(TASK TO COMPLETE) Look through the entries that follow and count the lines with the word "name". The reply is that number alone.

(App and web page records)
○ ○ ○
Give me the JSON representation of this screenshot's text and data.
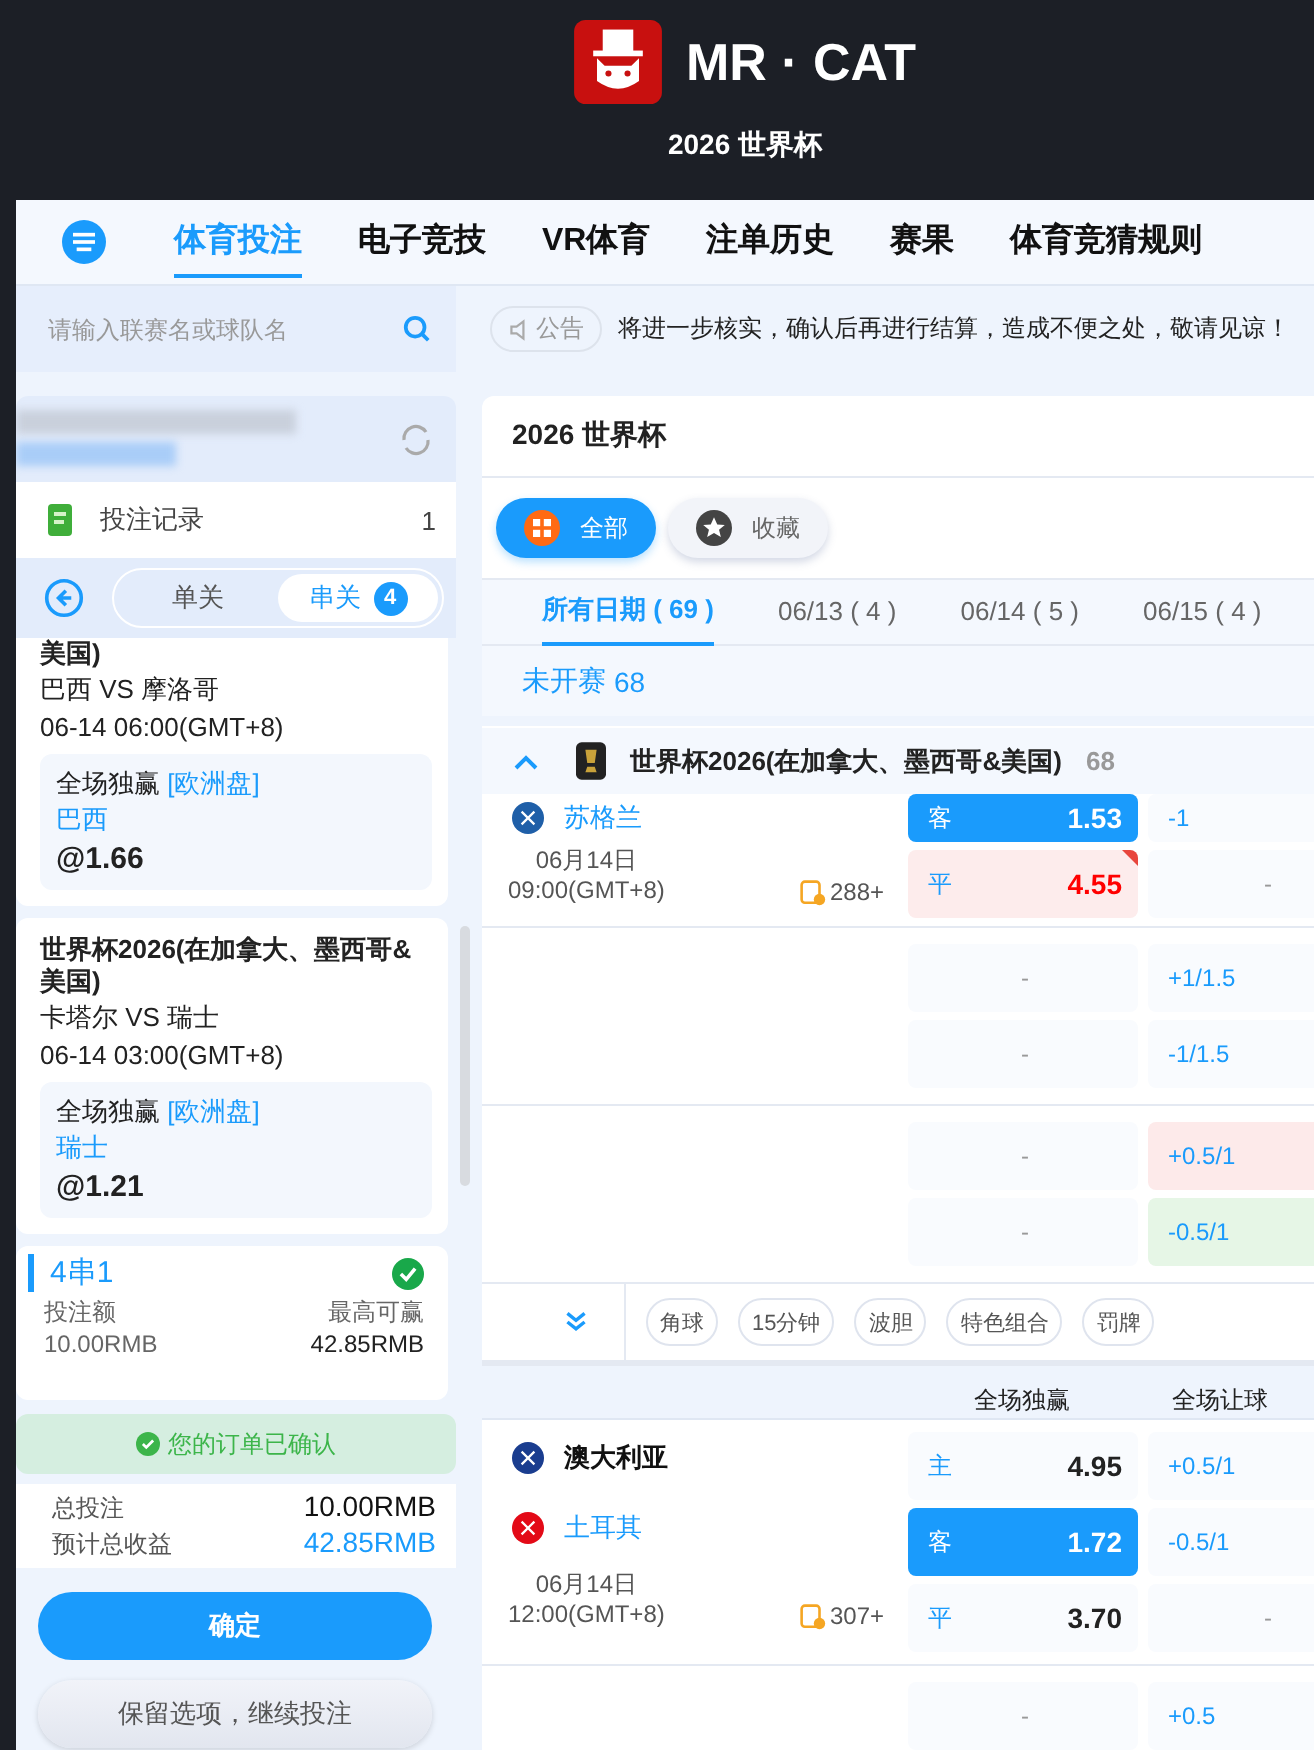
{
  "header": {
    "brand": "MR · CAT",
    "subtitle": "2026 世界杯"
  },
  "nav": {
    "tabs": [
      {
        "label": "体育投注",
        "selected": true
      },
      {
        "label": "电子竞技",
        "selected": false
      },
      {
        "label": "VR体育",
        "selected": false
      },
      {
        "label": "注单历史",
        "selected": false
      },
      {
        "label": "赛果",
        "selected": false
      },
      {
        "label": "体育竞猜规则",
        "selected": false
      }
    ]
  },
  "search": {
    "placeholder": "请输入联赛名或球队名"
  },
  "notice": {
    "badge": "公告",
    "text": "将进一步核实，确认后再进行结算，造成不便之处，敬请见谅！"
  },
  "betslip": {
    "record_label": "投注记录",
    "record_count": "1",
    "tabs": [
      {
        "label": "单关",
        "selected": false
      },
      {
        "label": "串关",
        "selected": true,
        "count": "4"
      }
    ],
    "selections": [
      {
        "league": "美国)",
        "match": "巴西 VS 摩洛哥",
        "time": "06-14 06:00(GMT+8)",
        "market": "全场独赢",
        "market_type": "[欧洲盘]",
        "pick": "巴西",
        "odds": "@1.66"
      },
      {
        "league": "世界杯2026(在加拿大、墨西哥&美国)",
        "match": "卡塔尔 VS 瑞士",
        "time": "06-14 03:00(GMT+8)",
        "market": "全场独赢",
        "market_type": "[欧洲盘]",
        "pick": "瑞士",
        "odds": "@1.21"
      }
    ],
    "combo": {
      "title": "4串1",
      "confirmed": true,
      "stake_label": "投注额",
      "max_win_label": "最高可赢",
      "stake": "10.00RMB",
      "max_win": "42.85RMB"
    },
    "confirmation": "您的订单已确认",
    "totals": [
      {
        "label": "总投注",
        "value": "10.00RMB",
        "kind": "plain"
      },
      {
        "label": "预计总收益",
        "value": "42.85RMB",
        "kind": "highlight"
      }
    ],
    "buttons": [
      {
        "label": "确定",
        "kind": "primary"
      },
      {
        "label": "保留选项，继续投注",
        "kind": "secondary"
      }
    ]
  },
  "events": {
    "title": "2026 世界杯",
    "filters": [
      {
        "label": "全部",
        "selected": true
      },
      {
        "label": "收藏",
        "selected": false
      }
    ],
    "date_tabs": [
      {
        "label": "所有日期 ( 69 )",
        "selected": true
      },
      {
        "label": "06/13 ( 4 )",
        "selected": false
      },
      {
        "label": "06/14 ( 5 )",
        "selected": false
      },
      {
        "label": "06/15 ( 4 )",
        "selected": false
      }
    ],
    "status": "未开赛",
    "status_count": "68",
    "league": {
      "name": "世界杯2026(在加拿大、墨西哥&美国)",
      "count": "68",
      "expanded": true
    },
    "matches": [
      {
        "date": "06月14日",
        "clock": "09:00(GMT+8)",
        "markets": "288+",
        "teams": [
          {
            "name": "苏格兰",
            "color": "#1f5fa8",
            "picked": true
          }
        ],
        "lines": [
          {
            "outcome": "客",
            "odds": "1.53",
            "selected": true,
            "odds_up": false,
            "handicap": "-1",
            "handicap_blank": false,
            "handicap_up": false,
            "handicap_down": false
          },
          {
            "outcome": "平",
            "odds": "4.55",
            "selected": false,
            "odds_up": true,
            "handicap": "-",
            "handicap_blank": true,
            "handicap_up": false,
            "handicap_down": false
          }
        ],
        "extra_groups": [
          [
            {
              "odds": "-",
              "handicap": "+1/1.5",
              "handicap_up": false,
              "handicap_down": false
            },
            {
              "odds": "-",
              "handicap": "-1/1.5",
              "handicap_up": false,
              "handicap_down": false
            }
          ],
          [
            {
              "odds": "-",
              "handicap": "+0.5/1",
              "handicap_up": true,
              "handicap_down": false
            },
            {
              "odds": "-",
              "handicap": "-0.5/1",
              "handicap_up": false,
              "handicap_down": true
            }
          ]
        ],
        "more_markets": [
          "角球",
          "15分钟",
          "波胆",
          "特色组合",
          "罚牌"
        ]
      },
      {
        "columns": [
          "全场独赢",
          "全场让球"
        ],
        "date": "06月14日",
        "clock": "12:00(GMT+8)",
        "markets": "307+",
        "teams": [
          {
            "name": "澳大利亚",
            "color": "#1a3d8f",
            "picked": false
          },
          {
            "name": "土耳其",
            "color": "#e30a17",
            "picked": true
          }
        ],
        "lines": [
          {
            "outcome": "主",
            "odds": "4.95",
            "selected": false,
            "odds_up": false,
            "handicap": "+0.5/1",
            "handicap_blank": false,
            "handicap_up": false,
            "handicap_down": false
          },
          {
            "outcome": "客",
            "odds": "1.72",
            "selected": true,
            "odds_up": false,
            "handicap": "-0.5/1",
            "handicap_blank": false,
            "handicap_up": false,
            "handicap_down": false
          },
          {
            "outcome": "平",
            "odds": "3.70",
            "selected": false,
            "odds_up": false,
            "handicap": "-",
            "handicap_blank": true,
            "handicap_up": false,
            "handicap_down": false
          }
        ],
        "extra_groups": [
          [
            {
              "odds": "-",
              "handicap": "+0.5",
              "handicap_up": false,
              "handicap_down": false
            }
          ]
        ]
      }
    ]
  }
}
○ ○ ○
(ANSWER TO THIS EXERCISE) 4